The clients had been in a contractual dispute for a number of years. Once upon a time, they had been good friends and business partners. The business climate had changed and two had broken away and formed another business. Their erstwhile colleagues alleged they had unlawfully diverted contractual work from the original business. As often happens in these sorts of situations, the two had claimed in return that they were entitled to payments withheld from them. The atmosphere was far from friendly. 

As mediator, I found myself ostentatiously picking up my water glass and sipping from what little remained of the contents. I looked out of the window. Made eye contact with my assistant, who was watching her first full commercial mediation. Feigned writing some notes. It was so obvious, to me, what they needed to say. But they needed to find the words, not me.

And they did. From a position of complete impasse, they gradually challenged and then removed the assumptions which each had made and which had informed their legal advice, spawned two litigations and produced hundreds of pages of forensic accountancy analysis.

They learned that neither had “duped” the other, as one party had earlier suggested. For example, the provisions in the company accounts were nominal and payments recorded there had not in fact been made, contrary to the belief of the other party. They and their respective companies had not benefited unfairly from the efforts of the other. They agreed that each faced financial ruin if the cases proceeded to the several weeks of a court trial to which they were heading. The scales fell away as they learned from each other what had actually happened with the contracts. 
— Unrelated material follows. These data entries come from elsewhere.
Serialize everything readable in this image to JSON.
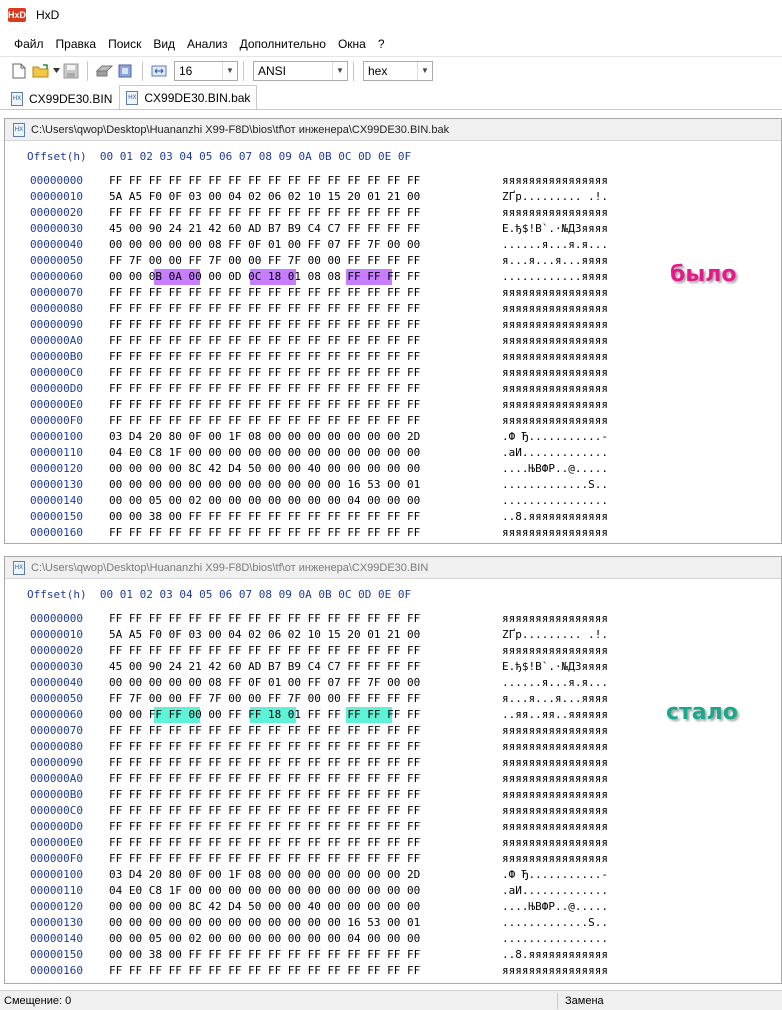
{
  "app": {
    "title": "HxD",
    "logo_text": "HxD"
  },
  "menu": [
    "Файл",
    "Правка",
    "Поиск",
    "Вид",
    "Анализ",
    "Дополнительно",
    "Окна",
    "?"
  ],
  "toolbar": {
    "icons": [
      "new-file-icon",
      "open-file-icon",
      "save-icon",
      "disk-icon",
      "ram-icon",
      "columns-icon"
    ],
    "bytes_per_row": "16",
    "charset": "ANSI",
    "display_mode": "hex"
  },
  "tabs": [
    {
      "label": "CX99DE30.BIN",
      "active": false
    },
    {
      "label": "CX99DE30.BIN.bak",
      "active": true
    }
  ],
  "header_row": "Offset(h)  00 01 02 03 04 05 06 07 08 09 0A 0B 0C 0D 0E 0F",
  "panels": [
    {
      "path": "C:\\Users\\qwop\\Desktop\\Huananzhi X99-F8D\\bios\\tf\\от инженера\\CX99DE30.BIN.bak",
      "label": "было",
      "label_color": "#e6198a",
      "highlight_color": "#c77dff",
      "highlights": [
        [
          6,
          2,
          3
        ],
        [
          6,
          6,
          7
        ],
        [
          6,
          10,
          11
        ]
      ],
      "rows": [
        {
          "offset": "00000000",
          "hex": "FF FF FF FF FF FF FF FF FF FF FF FF FF FF FF FF",
          "ascii": "яяяяяяяяяяяяяяяя"
        },
        {
          "offset": "00000010",
          "hex": "5A A5 F0 0F 03 00 04 02 06 02 10 15 20 01 21 00",
          "ascii": "ZҐр......... .!."
        },
        {
          "offset": "00000020",
          "hex": "FF FF FF FF FF FF FF FF FF FF FF FF FF FF FF FF",
          "ascii": "яяяяяяяяяяяяяяяя"
        },
        {
          "offset": "00000030",
          "hex": "45 00 90 24 21 42 60 AD B7 B9 C4 C7 FF FF FF FF",
          "ascii": "E.ђ$!B`.·№ДЗяяяя"
        },
        {
          "offset": "00000040",
          "hex": "00 00 00 00 00 08 FF 0F 01 00 FF 07 FF 7F 00 00",
          "ascii": "......я...я.я..."
        },
        {
          "offset": "00000050",
          "hex": "FF 7F 00 00 FF 7F 00 00 FF 7F 00 00 FF FF FF FF",
          "ascii": "я...я...я...яяяя"
        },
        {
          "offset": "00000060",
          "hex": "00 00 0B 0A 00 00 0D 0C 18 01 08 08 FF FF FF FF",
          "ascii": "............яяяя"
        },
        {
          "offset": "00000070",
          "hex": "FF FF FF FF FF FF FF FF FF FF FF FF FF FF FF FF",
          "ascii": "яяяяяяяяяяяяяяяя"
        },
        {
          "offset": "00000080",
          "hex": "FF FF FF FF FF FF FF FF FF FF FF FF FF FF FF FF",
          "ascii": "яяяяяяяяяяяяяяяя"
        },
        {
          "offset": "00000090",
          "hex": "FF FF FF FF FF FF FF FF FF FF FF FF FF FF FF FF",
          "ascii": "яяяяяяяяяяяяяяяя"
        },
        {
          "offset": "000000A0",
          "hex": "FF FF FF FF FF FF FF FF FF FF FF FF FF FF FF FF",
          "ascii": "яяяяяяяяяяяяяяяя"
        },
        {
          "offset": "000000B0",
          "hex": "FF FF FF FF FF FF FF FF FF FF FF FF FF FF FF FF",
          "ascii": "яяяяяяяяяяяяяяяя"
        },
        {
          "offset": "000000C0",
          "hex": "FF FF FF FF FF FF FF FF FF FF FF FF FF FF FF FF",
          "ascii": "яяяяяяяяяяяяяяяя"
        },
        {
          "offset": "000000D0",
          "hex": "FF FF FF FF FF FF FF FF FF FF FF FF FF FF FF FF",
          "ascii": "яяяяяяяяяяяяяяяя"
        },
        {
          "offset": "000000E0",
          "hex": "FF FF FF FF FF FF FF FF FF FF FF FF FF FF FF FF",
          "ascii": "яяяяяяяяяяяяяяяя"
        },
        {
          "offset": "000000F0",
          "hex": "FF FF FF FF FF FF FF FF FF FF FF FF FF FF FF FF",
          "ascii": "яяяяяяяяяяяяяяяя"
        },
        {
          "offset": "00000100",
          "hex": "03 D4 20 80 0F 00 1F 08 00 00 00 00 00 00 00 2D",
          "ascii": ".Ф Ђ...........-"
        },
        {
          "offset": "00000110",
          "hex": "04 E0 C8 1F 00 00 00 00 00 00 00 00 00 00 00 00",
          "ascii": ".аИ............."
        },
        {
          "offset": "00000120",
          "hex": "00 00 00 00 8C 42 D4 50 00 00 40 00 00 00 00 00",
          "ascii": "....ЊBФP..@....."
        },
        {
          "offset": "00000130",
          "hex": "00 00 00 00 00 00 00 00 00 00 00 00 16 53 00 01",
          "ascii": ".............S.."
        },
        {
          "offset": "00000140",
          "hex": "00 00 05 00 02 00 00 00 00 00 00 00 04 00 00 00",
          "ascii": "................"
        },
        {
          "offset": "00000150",
          "hex": "00 00 38 00 FF FF FF FF FF FF FF FF FF FF FF FF",
          "ascii": "..8.яяяяяяяяяяяя"
        },
        {
          "offset": "00000160",
          "hex": "FF FF FF FF FF FF FF FF FF FF FF FF FF FF FF FF",
          "ascii": "яяяяяяяяяяяяяяяя"
        }
      ]
    },
    {
      "path": "C:\\Users\\qwop\\Desktop\\Huananzhi X99-F8D\\bios\\tf\\от инженера\\CX99DE30.BIN",
      "label": "стало",
      "label_color": "#1aa88a",
      "highlight_color": "#5ef2d6",
      "highlights": [
        [
          6,
          2,
          3
        ],
        [
          6,
          6,
          7
        ],
        [
          6,
          10,
          11
        ]
      ],
      "rows": [
        {
          "offset": "00000000",
          "hex": "FF FF FF FF FF FF FF FF FF FF FF FF FF FF FF FF",
          "ascii": "яяяяяяяяяяяяяяяя"
        },
        {
          "offset": "00000010",
          "hex": "5A A5 F0 0F 03 00 04 02 06 02 10 15 20 01 21 00",
          "ascii": "ZҐр......... .!."
        },
        {
          "offset": "00000020",
          "hex": "FF FF FF FF FF FF FF FF FF FF FF FF FF FF FF FF",
          "ascii": "яяяяяяяяяяяяяяяя"
        },
        {
          "offset": "00000030",
          "hex": "45 00 90 24 21 42 60 AD B7 B9 C4 C7 FF FF FF FF",
          "ascii": "E.ђ$!B`.·№ДЗяяяя"
        },
        {
          "offset": "00000040",
          "hex": "00 00 00 00 00 08 FF 0F 01 00 FF 07 FF 7F 00 00",
          "ascii": "......я...я.я..."
        },
        {
          "offset": "00000050",
          "hex": "FF 7F 00 00 FF 7F 00 00 FF 7F 00 00 FF FF FF FF",
          "ascii": "я...я...я...яяяя"
        },
        {
          "offset": "00000060",
          "hex": "00 00 FF FF 00 00 FF FF 18 01 FF FF FF FF FF FF",
          "ascii": "..яя..яя..яяяяяя"
        },
        {
          "offset": "00000070",
          "hex": "FF FF FF FF FF FF FF FF FF FF FF FF FF FF FF FF",
          "ascii": "яяяяяяяяяяяяяяяя"
        },
        {
          "offset": "00000080",
          "hex": "FF FF FF FF FF FF FF FF FF FF FF FF FF FF FF FF",
          "ascii": "яяяяяяяяяяяяяяяя"
        },
        {
          "offset": "00000090",
          "hex": "FF FF FF FF FF FF FF FF FF FF FF FF FF FF FF FF",
          "ascii": "яяяяяяяяяяяяяяяя"
        },
        {
          "offset": "000000A0",
          "hex": "FF FF FF FF FF FF FF FF FF FF FF FF FF FF FF FF",
          "ascii": "яяяяяяяяяяяяяяяя"
        },
        {
          "offset": "000000B0",
          "hex": "FF FF FF FF FF FF FF FF FF FF FF FF FF FF FF FF",
          "ascii": "яяяяяяяяяяяяяяяя"
        },
        {
          "offset": "000000C0",
          "hex": "FF FF FF FF FF FF FF FF FF FF FF FF FF FF FF FF",
          "ascii": "яяяяяяяяяяяяяяяя"
        },
        {
          "offset": "000000D0",
          "hex": "FF FF FF FF FF FF FF FF FF FF FF FF FF FF FF FF",
          "ascii": "яяяяяяяяяяяяяяяя"
        },
        {
          "offset": "000000E0",
          "hex": "FF FF FF FF FF FF FF FF FF FF FF FF FF FF FF FF",
          "ascii": "яяяяяяяяяяяяяяяя"
        },
        {
          "offset": "000000F0",
          "hex": "FF FF FF FF FF FF FF FF FF FF FF FF FF FF FF FF",
          "ascii": "яяяяяяяяяяяяяяяя"
        },
        {
          "offset": "00000100",
          "hex": "03 D4 20 80 0F 00 1F 08 00 00 00 00 00 00 00 2D",
          "ascii": ".Ф Ђ...........-"
        },
        {
          "offset": "00000110",
          "hex": "04 E0 C8 1F 00 00 00 00 00 00 00 00 00 00 00 00",
          "ascii": ".аИ............."
        },
        {
          "offset": "00000120",
          "hex": "00 00 00 00 8C 42 D4 50 00 00 40 00 00 00 00 00",
          "ascii": "....ЊBФP..@....."
        },
        {
          "offset": "00000130",
          "hex": "00 00 00 00 00 00 00 00 00 00 00 00 16 53 00 01",
          "ascii": ".............S.."
        },
        {
          "offset": "00000140",
          "hex": "00 00 05 00 02 00 00 00 00 00 00 00 04 00 00 00",
          "ascii": "................"
        },
        {
          "offset": "00000150",
          "hex": "00 00 38 00 FF FF FF FF FF FF FF FF FF FF FF FF",
          "ascii": "..8.яяяяяяяяяяяя"
        },
        {
          "offset": "00000160",
          "hex": "FF FF FF FF FF FF FF FF FF FF FF FF FF FF FF FF",
          "ascii": "яяяяяяяяяяяяяяяя"
        }
      ]
    }
  ],
  "status": {
    "offset": "Смещение: 0",
    "mode": "Замена"
  }
}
Why hadn’t they talked? They were too busy, had more urgent things to do. Trust had broken down. They had quickly defaulted to seeking legal advice. That advice had included not to talk to the “other side” lest they compromised their positions.

The return of this kind of autonomy to the clients as decision makers is, I believe, one of the most important contributions that mediation can make. Perhaps too often, clients have tended to defer to legal advisers, and the lawyers understandably (but perhaps in a rather paternalistic way) have assumed responsibility. But lawyers can confidently let go in situations like this. They, and the mediators, need to liberate the clients. They, and we, need to listen to them and let them work it out, remaining silent. Indeed the words listen and silent contain the same letters – thank you, Alfred Brendel. What an appropriate transition to the next chapter.

Subscribe to our newsletter

I would like to be subscribed to Core News *